▶ Problem to solve: The lines to be copied are those below that contain "Movie".

(Items from an interface collection)
============

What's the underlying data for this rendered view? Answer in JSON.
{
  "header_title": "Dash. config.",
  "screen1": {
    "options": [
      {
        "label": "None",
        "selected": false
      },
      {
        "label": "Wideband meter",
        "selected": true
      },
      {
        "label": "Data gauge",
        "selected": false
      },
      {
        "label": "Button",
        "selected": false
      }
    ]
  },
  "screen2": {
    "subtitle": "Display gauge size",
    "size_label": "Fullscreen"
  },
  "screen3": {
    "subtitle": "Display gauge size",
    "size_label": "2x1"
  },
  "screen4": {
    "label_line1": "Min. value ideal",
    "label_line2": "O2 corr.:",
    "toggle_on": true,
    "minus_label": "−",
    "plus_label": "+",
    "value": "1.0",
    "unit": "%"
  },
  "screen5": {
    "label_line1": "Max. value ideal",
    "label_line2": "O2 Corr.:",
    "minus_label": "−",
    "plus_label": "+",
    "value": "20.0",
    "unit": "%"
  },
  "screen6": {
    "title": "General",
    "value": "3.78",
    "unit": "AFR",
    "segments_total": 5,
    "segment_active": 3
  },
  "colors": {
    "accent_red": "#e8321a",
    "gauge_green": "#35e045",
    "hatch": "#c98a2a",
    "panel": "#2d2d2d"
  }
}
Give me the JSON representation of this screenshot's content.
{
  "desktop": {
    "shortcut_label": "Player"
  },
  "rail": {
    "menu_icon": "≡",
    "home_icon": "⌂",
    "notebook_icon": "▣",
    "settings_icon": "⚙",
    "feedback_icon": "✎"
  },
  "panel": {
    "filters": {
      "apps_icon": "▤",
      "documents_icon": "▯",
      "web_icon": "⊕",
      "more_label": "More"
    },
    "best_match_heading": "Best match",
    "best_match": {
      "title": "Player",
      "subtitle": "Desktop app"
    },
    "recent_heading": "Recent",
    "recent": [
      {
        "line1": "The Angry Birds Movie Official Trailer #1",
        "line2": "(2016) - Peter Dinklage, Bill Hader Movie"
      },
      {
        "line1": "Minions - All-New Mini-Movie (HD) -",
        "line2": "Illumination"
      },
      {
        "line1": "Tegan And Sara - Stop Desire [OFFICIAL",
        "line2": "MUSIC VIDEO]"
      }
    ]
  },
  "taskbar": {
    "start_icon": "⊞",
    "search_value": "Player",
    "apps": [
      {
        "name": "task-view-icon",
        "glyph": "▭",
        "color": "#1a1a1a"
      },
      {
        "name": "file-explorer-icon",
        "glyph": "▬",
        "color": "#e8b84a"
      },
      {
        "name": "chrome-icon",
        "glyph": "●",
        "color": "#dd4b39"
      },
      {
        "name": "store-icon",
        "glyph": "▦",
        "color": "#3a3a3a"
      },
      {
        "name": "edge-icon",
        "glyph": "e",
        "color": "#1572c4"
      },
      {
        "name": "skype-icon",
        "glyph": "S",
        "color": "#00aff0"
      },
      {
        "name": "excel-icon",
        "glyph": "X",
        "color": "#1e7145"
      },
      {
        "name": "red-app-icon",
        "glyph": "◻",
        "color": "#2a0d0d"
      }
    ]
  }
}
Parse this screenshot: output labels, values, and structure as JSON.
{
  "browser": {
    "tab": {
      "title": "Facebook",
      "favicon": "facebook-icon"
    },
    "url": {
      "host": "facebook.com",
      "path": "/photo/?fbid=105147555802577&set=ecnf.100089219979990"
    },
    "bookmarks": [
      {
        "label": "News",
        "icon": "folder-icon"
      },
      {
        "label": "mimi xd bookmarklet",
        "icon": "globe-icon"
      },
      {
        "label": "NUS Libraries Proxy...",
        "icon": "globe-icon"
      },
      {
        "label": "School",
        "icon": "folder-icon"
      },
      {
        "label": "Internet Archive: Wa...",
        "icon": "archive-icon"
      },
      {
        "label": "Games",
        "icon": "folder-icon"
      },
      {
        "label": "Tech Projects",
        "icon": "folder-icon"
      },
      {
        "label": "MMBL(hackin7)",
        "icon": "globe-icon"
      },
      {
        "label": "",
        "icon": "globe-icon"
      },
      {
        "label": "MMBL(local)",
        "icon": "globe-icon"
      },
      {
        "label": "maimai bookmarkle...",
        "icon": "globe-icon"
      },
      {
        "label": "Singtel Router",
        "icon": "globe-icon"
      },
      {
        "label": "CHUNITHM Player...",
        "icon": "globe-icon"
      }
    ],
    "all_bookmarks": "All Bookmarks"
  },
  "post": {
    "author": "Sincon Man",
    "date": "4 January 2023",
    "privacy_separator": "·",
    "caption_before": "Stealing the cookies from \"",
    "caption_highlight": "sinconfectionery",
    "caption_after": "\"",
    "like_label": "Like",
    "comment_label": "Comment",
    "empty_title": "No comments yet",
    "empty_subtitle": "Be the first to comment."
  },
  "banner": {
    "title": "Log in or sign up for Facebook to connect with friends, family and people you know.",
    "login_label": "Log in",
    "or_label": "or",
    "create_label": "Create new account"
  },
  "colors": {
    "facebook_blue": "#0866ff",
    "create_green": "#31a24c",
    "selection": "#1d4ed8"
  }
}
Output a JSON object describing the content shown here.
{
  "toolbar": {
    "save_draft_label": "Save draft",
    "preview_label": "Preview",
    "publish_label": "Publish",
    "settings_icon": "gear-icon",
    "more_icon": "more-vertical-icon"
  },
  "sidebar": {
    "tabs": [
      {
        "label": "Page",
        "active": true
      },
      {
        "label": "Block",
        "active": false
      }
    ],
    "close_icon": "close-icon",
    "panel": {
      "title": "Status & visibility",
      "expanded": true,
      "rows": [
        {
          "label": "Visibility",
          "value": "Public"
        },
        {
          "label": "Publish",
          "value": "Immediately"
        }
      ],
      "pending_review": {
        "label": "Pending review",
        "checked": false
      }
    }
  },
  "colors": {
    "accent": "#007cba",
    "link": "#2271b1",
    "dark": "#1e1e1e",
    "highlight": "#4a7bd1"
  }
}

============

▶ Task solution:
        "line1": "The Angry Birds Movie Official Trailer #1",
        "line2": "(2016) - Peter Dinklage, Bill Hader Movie"
        "line1": "Minions - All-New Mini-Movie (HD) -",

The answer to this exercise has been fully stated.